For a robust interpretation in sedimentary provenance analysis studies (SPA) a combination of multiple methods is usually applied to a selected number of samples. To circumvent effects that perturb the provenance signal (e.g. hydraulic sorting) information on radiometric age, chemical composition and mineralogy is collected for mineral varieties usually by means of laser ablation inductively coupled mass spectrometry (LA-ICPMS), electron probe microanalyzer (EPMA), Raman micro-spectroscopy and polarized optical microscopy.

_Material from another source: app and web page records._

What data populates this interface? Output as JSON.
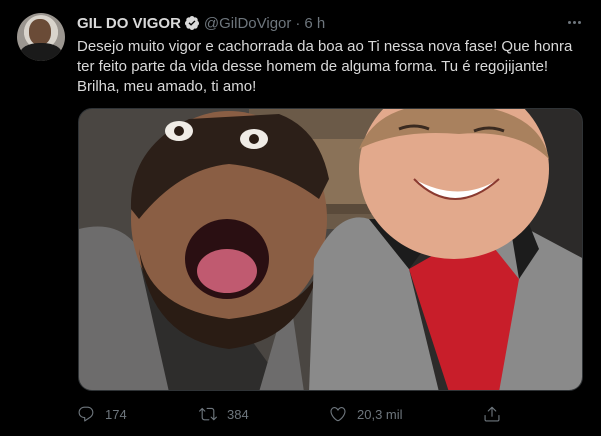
{
  "tweet": {
    "display_name": "GIL DO VIGOR",
    "handle": "@GilDoVigor",
    "separator": "·",
    "time": "6 h",
    "text_lines": [
      "Desejo muito vigor e cachorrada da boa ao Ti nessa nova fase! Que honra",
      "ter feito parte da vida desse homem de alguma forma. Tu é regojijante!",
      "Brilha, meu amado, ti amo!"
    ]
  },
  "actions": {
    "reply_count": "174",
    "retweet_count": "384",
    "like_count": "20,3 mil"
  },
  "icons": {
    "verified": "verified-badge-icon",
    "more": "more-horizontal-icon",
    "reply": "reply-icon",
    "retweet": "retweet-icon",
    "like": "heart-icon",
    "share": "share-icon"
  },
  "colors": {
    "background": "#000000",
    "text_primary": "#d9d9d9",
    "text_secondary": "#6e767d",
    "verified_badge": "#d9d9d9"
  }
}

These methods have become increasingly efficient and allow for rapid analysis of statistically relevant numbers of samples which is fundamental to SPA. However, routine combination of these methods on the same grains is rarely realized and sample preparation quickly becomes a bottleneck when sample numbers are significantly increased. The latter is especially important to detect subtle variations in deposits due to processes operating on centennial to millennial time scales such as rapid climatic variability.

Here we present a workflow that is optimized for high throughput of silt to sand-sized sedimentary samples, which allows routine combination of optical microscopy, Raman micro-spectroscopy, EPMA and LA-ICPMS by means of machine learning methods. Due to the high degree of automatization our workflow enables to access sedimentary archives at high spatial and/or temporal resolution and will provide, depending on combined methods, single-grain datasets that contain information on grain-size, shape, roundness, color, mineralogy, degree of metamictization, chemical composition, trace element composition and radiometric age. We demonstrate innovative approaches in the relevant sample preparation steps and showcase data of several loess profiles highlighting the feasibility of our workflow.

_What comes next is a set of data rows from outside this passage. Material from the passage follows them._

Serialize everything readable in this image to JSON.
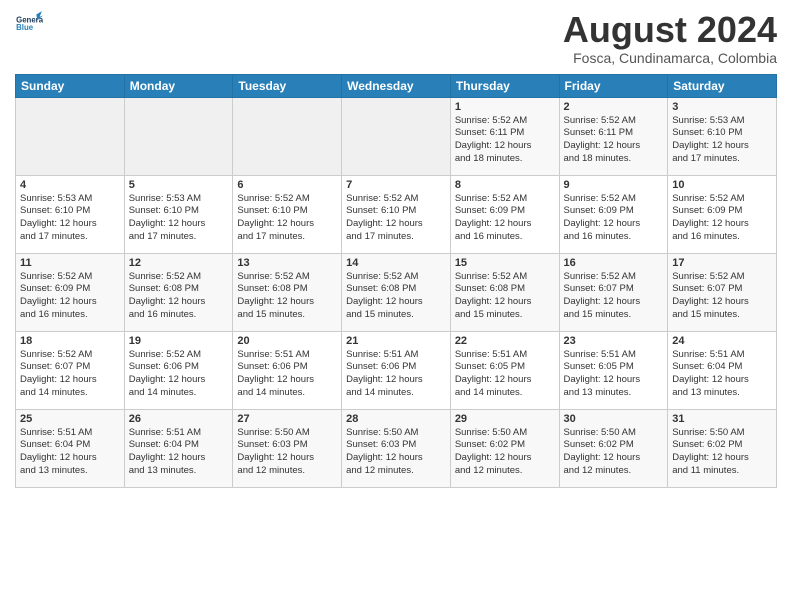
{
  "header": {
    "logo_general": "General",
    "logo_blue": "Blue",
    "month_year": "August 2024",
    "location": "Fosca, Cundinamarca, Colombia"
  },
  "weekdays": [
    "Sunday",
    "Monday",
    "Tuesday",
    "Wednesday",
    "Thursday",
    "Friday",
    "Saturday"
  ],
  "weeks": [
    [
      {
        "day": "",
        "info": ""
      },
      {
        "day": "",
        "info": ""
      },
      {
        "day": "",
        "info": ""
      },
      {
        "day": "",
        "info": ""
      },
      {
        "day": "1",
        "info": "Sunrise: 5:52 AM\nSunset: 6:11 PM\nDaylight: 12 hours\nand 18 minutes."
      },
      {
        "day": "2",
        "info": "Sunrise: 5:52 AM\nSunset: 6:11 PM\nDaylight: 12 hours\nand 18 minutes."
      },
      {
        "day": "3",
        "info": "Sunrise: 5:53 AM\nSunset: 6:10 PM\nDaylight: 12 hours\nand 17 minutes."
      }
    ],
    [
      {
        "day": "4",
        "info": "Sunrise: 5:53 AM\nSunset: 6:10 PM\nDaylight: 12 hours\nand 17 minutes."
      },
      {
        "day": "5",
        "info": "Sunrise: 5:53 AM\nSunset: 6:10 PM\nDaylight: 12 hours\nand 17 minutes."
      },
      {
        "day": "6",
        "info": "Sunrise: 5:52 AM\nSunset: 6:10 PM\nDaylight: 12 hours\nand 17 minutes."
      },
      {
        "day": "7",
        "info": "Sunrise: 5:52 AM\nSunset: 6:10 PM\nDaylight: 12 hours\nand 17 minutes."
      },
      {
        "day": "8",
        "info": "Sunrise: 5:52 AM\nSunset: 6:09 PM\nDaylight: 12 hours\nand 16 minutes."
      },
      {
        "day": "9",
        "info": "Sunrise: 5:52 AM\nSunset: 6:09 PM\nDaylight: 12 hours\nand 16 minutes."
      },
      {
        "day": "10",
        "info": "Sunrise: 5:52 AM\nSunset: 6:09 PM\nDaylight: 12 hours\nand 16 minutes."
      }
    ],
    [
      {
        "day": "11",
        "info": "Sunrise: 5:52 AM\nSunset: 6:09 PM\nDaylight: 12 hours\nand 16 minutes."
      },
      {
        "day": "12",
        "info": "Sunrise: 5:52 AM\nSunset: 6:08 PM\nDaylight: 12 hours\nand 16 minutes."
      },
      {
        "day": "13",
        "info": "Sunrise: 5:52 AM\nSunset: 6:08 PM\nDaylight: 12 hours\nand 15 minutes."
      },
      {
        "day": "14",
        "info": "Sunrise: 5:52 AM\nSunset: 6:08 PM\nDaylight: 12 hours\nand 15 minutes."
      },
      {
        "day": "15",
        "info": "Sunrise: 5:52 AM\nSunset: 6:08 PM\nDaylight: 12 hours\nand 15 minutes."
      },
      {
        "day": "16",
        "info": "Sunrise: 5:52 AM\nSunset: 6:07 PM\nDaylight: 12 hours\nand 15 minutes."
      },
      {
        "day": "17",
        "info": "Sunrise: 5:52 AM\nSunset: 6:07 PM\nDaylight: 12 hours\nand 15 minutes."
      }
    ],
    [
      {
        "day": "18",
        "info": "Sunrise: 5:52 AM\nSunset: 6:07 PM\nDaylight: 12 hours\nand 14 minutes."
      },
      {
        "day": "19",
        "info": "Sunrise: 5:52 AM\nSunset: 6:06 PM\nDaylight: 12 hours\nand 14 minutes."
      },
      {
        "day": "20",
        "info": "Sunrise: 5:51 AM\nSunset: 6:06 PM\nDaylight: 12 hours\nand 14 minutes."
      },
      {
        "day": "21",
        "info": "Sunrise: 5:51 AM\nSunset: 6:06 PM\nDaylight: 12 hours\nand 14 minutes."
      },
      {
        "day": "22",
        "info": "Sunrise: 5:51 AM\nSunset: 6:05 PM\nDaylight: 12 hours\nand 14 minutes."
      },
      {
        "day": "23",
        "info": "Sunrise: 5:51 AM\nSunset: 6:05 PM\nDaylight: 12 hours\nand 13 minutes."
      },
      {
        "day": "24",
        "info": "Sunrise: 5:51 AM\nSunset: 6:04 PM\nDaylight: 12 hours\nand 13 minutes."
      }
    ],
    [
      {
        "day": "25",
        "info": "Sunrise: 5:51 AM\nSunset: 6:04 PM\nDaylight: 12 hours\nand 13 minutes."
      },
      {
        "day": "26",
        "info": "Sunrise: 5:51 AM\nSunset: 6:04 PM\nDaylight: 12 hours\nand 13 minutes."
      },
      {
        "day": "27",
        "info": "Sunrise: 5:50 AM\nSunset: 6:03 PM\nDaylight: 12 hours\nand 12 minutes."
      },
      {
        "day": "28",
        "info": "Sunrise: 5:50 AM\nSunset: 6:03 PM\nDaylight: 12 hours\nand 12 minutes."
      },
      {
        "day": "29",
        "info": "Sunrise: 5:50 AM\nSunset: 6:02 PM\nDaylight: 12 hours\nand 12 minutes."
      },
      {
        "day": "30",
        "info": "Sunrise: 5:50 AM\nSunset: 6:02 PM\nDaylight: 12 hours\nand 12 minutes."
      },
      {
        "day": "31",
        "info": "Sunrise: 5:50 AM\nSunset: 6:02 PM\nDaylight: 12 hours\nand 11 minutes."
      }
    ]
  ]
}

Nils Keno Lünsdorf1, Jan Ontje Lünsdorf2, Gábor Újvári3, Lukas Wolfram4, Adrian Hobrecht4, Lothar Laake4, Hilmar von Eynatten1
1Georg-August University Göttingen, Geoscience Centre, Department of Sedimentology and Environmental Geology, Göttingen, Germany; 2Deutsches Zentrum für Luft- und Raumfahrt e.V. (DLR), Institute of Networked Energy Systems, Oldenburg, Germany; 3Centre for Astronomy and Earth Sciences, Institute for Geological and Geochemical Research, Eötvös Loránd Research Network, Budapest, Hungary; 4Georg-August University Göttingen, Central Workshop of the Geoscience Centre, Göttingen, Germany
GeoBerlin 2023